Why Falls Happen in Nursing Homes
According to the most recent figures from the Centers for Disease Control and Prevention (CDC), with nearly 1.4 million Americans over 65 living in nursing homes, upwards of 1,800 people die from falls while living in nursing homes every year. As such, falls are a serious problem. Personal injury attorneys handle many times of fall cases each year, from typical slip-and-fall cases in the community to those occurring in nursing facilities. Here in Florida, as a state that attracts more than its share of retirees, there are many facilities with more than 100 beds. According to the CDC, a typical nursing home of that size will have an average of 100 to 200 falls, many of which are not even reported.
What Causes Nursing Home Falls?
The causes are quite literally as limitless as the range of human error. As clarified by the National Institutes of Health (NIH), not all falls are preventable, but a great number of them are. There are a few principal causes that should be acknowledged.
Nursing homes are mostly private, for-profit institutions that are in the business of making money. The more beds that are full, the more money shareholders make. Somewhere between a hotel and a hospital, a nursing home bills by the rack (or bed), not necessarily by the room. Yet, medical and nursing services are also factored into the price of care. When nursing homes want to increase profits, they have to maximize the number of residents while reducing the number of employees. Although Florida has very strict staffing laws, many nursing homes massage the numbers or outright disregard them. When staffing is poor, there are fewer people looking out for the residents.

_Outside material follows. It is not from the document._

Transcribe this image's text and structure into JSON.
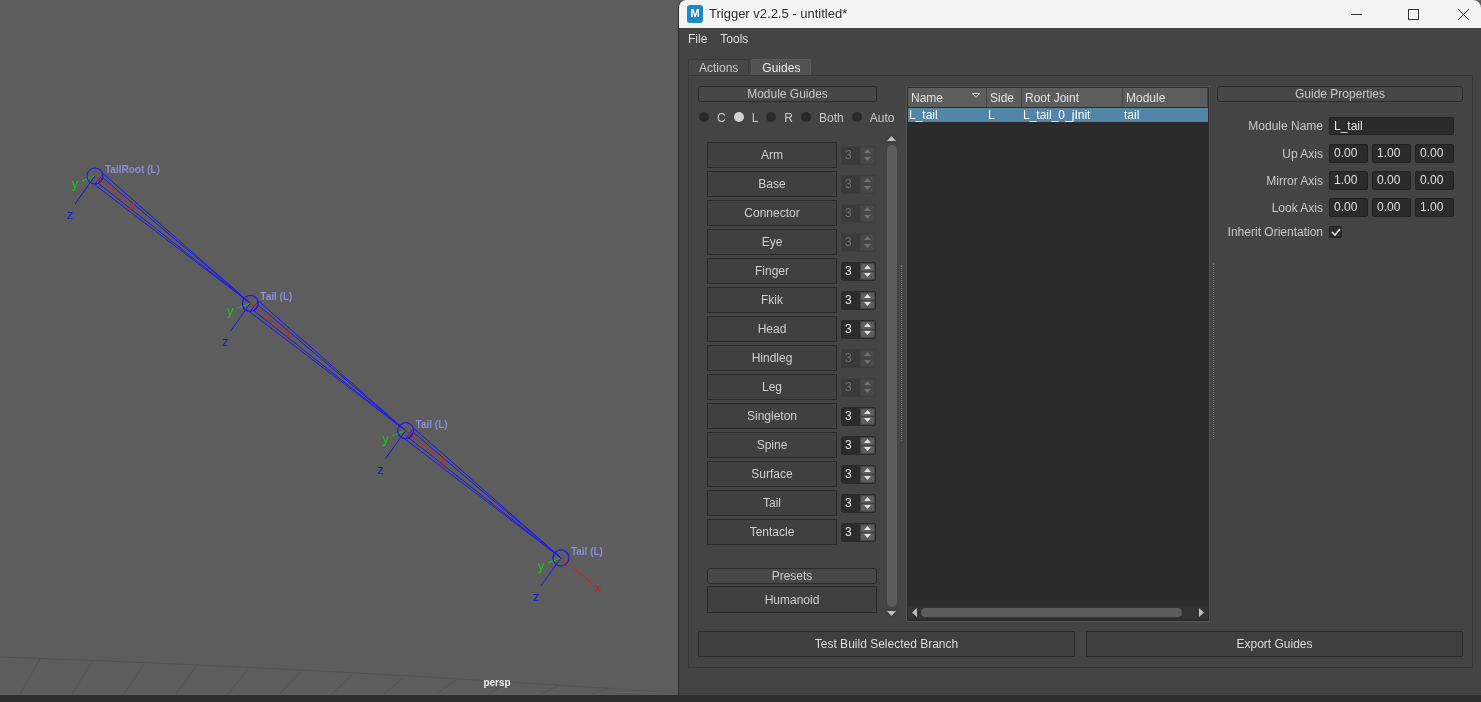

Oddly, most of the falls reported each year happen to people who are immobile. This means individuals who cannot walk are falling. This may seem counterintuitive, but there is a simple reason. Nursing homes have a lot of procedures designed to move and transport immobile residents. From specialty swings and slides to gait belts and wheelchairs, facilities have a lot of tools at their disposal. Sadly, they may not always invest the money to keep them in working order. Chair alarms are designed to loudly alert staff when a fall-risk resident attempts to get out of the chair. But these alarms are useless if no one changes the batteries.
Possibly the biggest factor in nursing home falls is poor training. When the staff is not aware of proper lifting techniques or the use of mechanical lifting devices, it can lead to disaster. Lastly, when residents are identified as being at risk for falls, nurses and aides should take additional precautions to avoid dangerous falls.
What Can Be Done if There Is a Fall?
Because a fall can cause painful and debilitating injuries that result in long-term or even permanent loss of mobility, the first step is seeking quality medical treatment. Loss of mobility can lead to other dangerous conditions like bedsores, infections, and ultimately death. If you know someone who has been injured by a fall, you should document all events and contact an experienced Florida personal injury lawyer at the Romero Law Firm today.